It has been almost two weeks since we adjourned the 2010 legislative session and what an end it was. We worked until 1 a.m. on Saturday to come together on a compromise regarding the two most debated issues: allowing flexible education funding and delaying the unemployment tax increase. Fortunately, we reached an agreement and passed both pieces before the Sunday deadline.
However, it wasn't as easy as it seems-nothing in state government ever is.
Every time we thought we were getting somewhere the speaker would announce another two hour recess. My colleagues and I would use this time to meet and discuss the bills, especially those that had drastic changes added.
In the end, the conferees came to an agreement and it wasn't too much longer before both pieces of legislation were voted on in the House and Senate.
Senate Enrolled Act 23 passed by an 85-12 vote in the House to delay the unemployment insurance tax increase for one year. Now is not the time to bombard businesses with unnecessary taxes that will only result in the loss of jobs.
In addition, House Enrolled Act 1367 passed unanimously out of the House to allow Indiana schools to re-allocate money between various funds to make up for lost revenue.
Some of the points I wanted to see in each bill didn't make the cut; but, when you compromise you don't always get a perfect bill.
With session wrapped up and summer just around the corner, we still have some other important business to take care of. Most of you might have already received your 2010 Census form in the mail. If you haven't already done so, I strongly urge you to fill out the form and mail it back.
By taking part, you are serving your community. When you turn in a complete census form, you are helping your community plan for public transportation projects, assess the potential spread of communicable diseases, determine the need for new hospitals, create maps to speed emergency services to households and create radius reports for business site locations, to name a few.
In addition, you are assisting the state government in how to draw the federal state and local legislative districts, which will reapportion seats in the U.S. House of Representatives and drawing school district boundaries in 2011
So if you think your school is overcrowded or your local hospital needs a facelift- this is the time to speak up and let the government know.
Most importantly, you are helping the federal government know where it can distribute more than $300 million in federal funds. Whatever money is paid out by the government for the safety and well-being of a community-infrastructure, road projects, police and fire protection-is divvied up based on census numbers.
In 2000, the Hancock County area had about an 82 percent participation rate in the census. We did do better than the state average of 76 percent and the national average of 72 percent, but let's see if we can do even better this year.

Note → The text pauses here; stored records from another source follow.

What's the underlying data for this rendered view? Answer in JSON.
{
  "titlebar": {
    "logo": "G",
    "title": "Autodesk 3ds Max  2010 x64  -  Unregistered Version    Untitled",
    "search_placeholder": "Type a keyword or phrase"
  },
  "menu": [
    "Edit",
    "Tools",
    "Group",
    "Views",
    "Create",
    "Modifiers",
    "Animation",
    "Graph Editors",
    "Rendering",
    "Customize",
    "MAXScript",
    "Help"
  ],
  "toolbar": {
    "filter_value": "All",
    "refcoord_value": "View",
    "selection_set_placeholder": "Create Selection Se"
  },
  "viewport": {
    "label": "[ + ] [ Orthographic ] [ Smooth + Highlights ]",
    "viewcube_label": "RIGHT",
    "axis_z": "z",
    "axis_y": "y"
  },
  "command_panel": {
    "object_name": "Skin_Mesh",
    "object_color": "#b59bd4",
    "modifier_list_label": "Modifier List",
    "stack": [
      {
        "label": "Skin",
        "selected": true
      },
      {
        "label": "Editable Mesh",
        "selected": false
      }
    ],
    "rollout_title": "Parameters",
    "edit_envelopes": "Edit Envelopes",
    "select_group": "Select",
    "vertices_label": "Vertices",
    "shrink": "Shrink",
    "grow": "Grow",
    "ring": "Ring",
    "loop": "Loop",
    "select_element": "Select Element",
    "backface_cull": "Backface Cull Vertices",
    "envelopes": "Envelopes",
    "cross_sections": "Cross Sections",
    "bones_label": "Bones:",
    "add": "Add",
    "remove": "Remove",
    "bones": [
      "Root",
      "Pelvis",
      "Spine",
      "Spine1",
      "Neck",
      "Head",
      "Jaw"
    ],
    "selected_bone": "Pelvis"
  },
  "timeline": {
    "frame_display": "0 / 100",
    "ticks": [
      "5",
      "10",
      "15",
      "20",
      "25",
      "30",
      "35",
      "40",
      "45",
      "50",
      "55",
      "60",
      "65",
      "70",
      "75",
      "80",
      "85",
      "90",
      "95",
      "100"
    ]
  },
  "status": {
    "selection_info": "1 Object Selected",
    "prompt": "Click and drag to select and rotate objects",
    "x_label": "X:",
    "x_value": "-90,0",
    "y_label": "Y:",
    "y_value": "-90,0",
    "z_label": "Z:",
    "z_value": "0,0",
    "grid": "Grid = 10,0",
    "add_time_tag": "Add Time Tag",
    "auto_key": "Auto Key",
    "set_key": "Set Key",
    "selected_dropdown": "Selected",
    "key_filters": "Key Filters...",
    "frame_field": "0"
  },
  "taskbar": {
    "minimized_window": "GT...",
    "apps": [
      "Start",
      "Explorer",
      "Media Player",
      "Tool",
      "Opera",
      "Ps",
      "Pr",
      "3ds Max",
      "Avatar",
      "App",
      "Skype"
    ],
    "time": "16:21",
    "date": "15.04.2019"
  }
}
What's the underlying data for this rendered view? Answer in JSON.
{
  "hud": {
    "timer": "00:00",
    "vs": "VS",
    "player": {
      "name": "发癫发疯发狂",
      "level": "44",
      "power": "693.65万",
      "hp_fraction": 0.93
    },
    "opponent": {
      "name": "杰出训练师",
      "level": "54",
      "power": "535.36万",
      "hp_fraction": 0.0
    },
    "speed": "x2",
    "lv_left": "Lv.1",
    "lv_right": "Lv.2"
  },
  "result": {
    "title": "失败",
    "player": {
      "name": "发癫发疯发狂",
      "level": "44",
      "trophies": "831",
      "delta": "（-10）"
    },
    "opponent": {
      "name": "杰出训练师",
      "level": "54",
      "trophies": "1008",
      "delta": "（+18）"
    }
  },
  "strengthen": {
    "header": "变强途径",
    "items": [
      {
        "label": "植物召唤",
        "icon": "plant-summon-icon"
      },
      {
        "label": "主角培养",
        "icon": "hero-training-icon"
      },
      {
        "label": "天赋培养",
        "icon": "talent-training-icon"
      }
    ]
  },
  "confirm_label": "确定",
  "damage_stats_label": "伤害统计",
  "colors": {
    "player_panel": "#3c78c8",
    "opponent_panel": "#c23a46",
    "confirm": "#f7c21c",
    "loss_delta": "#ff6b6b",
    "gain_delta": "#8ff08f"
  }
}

Encourage your relatives, friends and neighbors to return their census form. Spread the word through churches, civic groups and other organizations. Explain the importance of a complete count.
Some people may be afraid to participate. Reassure them that the census is just a count. Participation won't lead to investigation. By law, the Census Bureau cannot share individual information with anyone, including other federal agencies and law enforcement.
Keep in mind that if you don't fill out the census form and return it quickly, a census worker may come to your door to ask you a few questions.
If you have any questions or concerns regarding the census or any other subject matter, please don't hesitate to contact my office. I would be happy to help in any way I can. You can reach me by phone at 1-800-382-9841 or by email at H53@in.gov.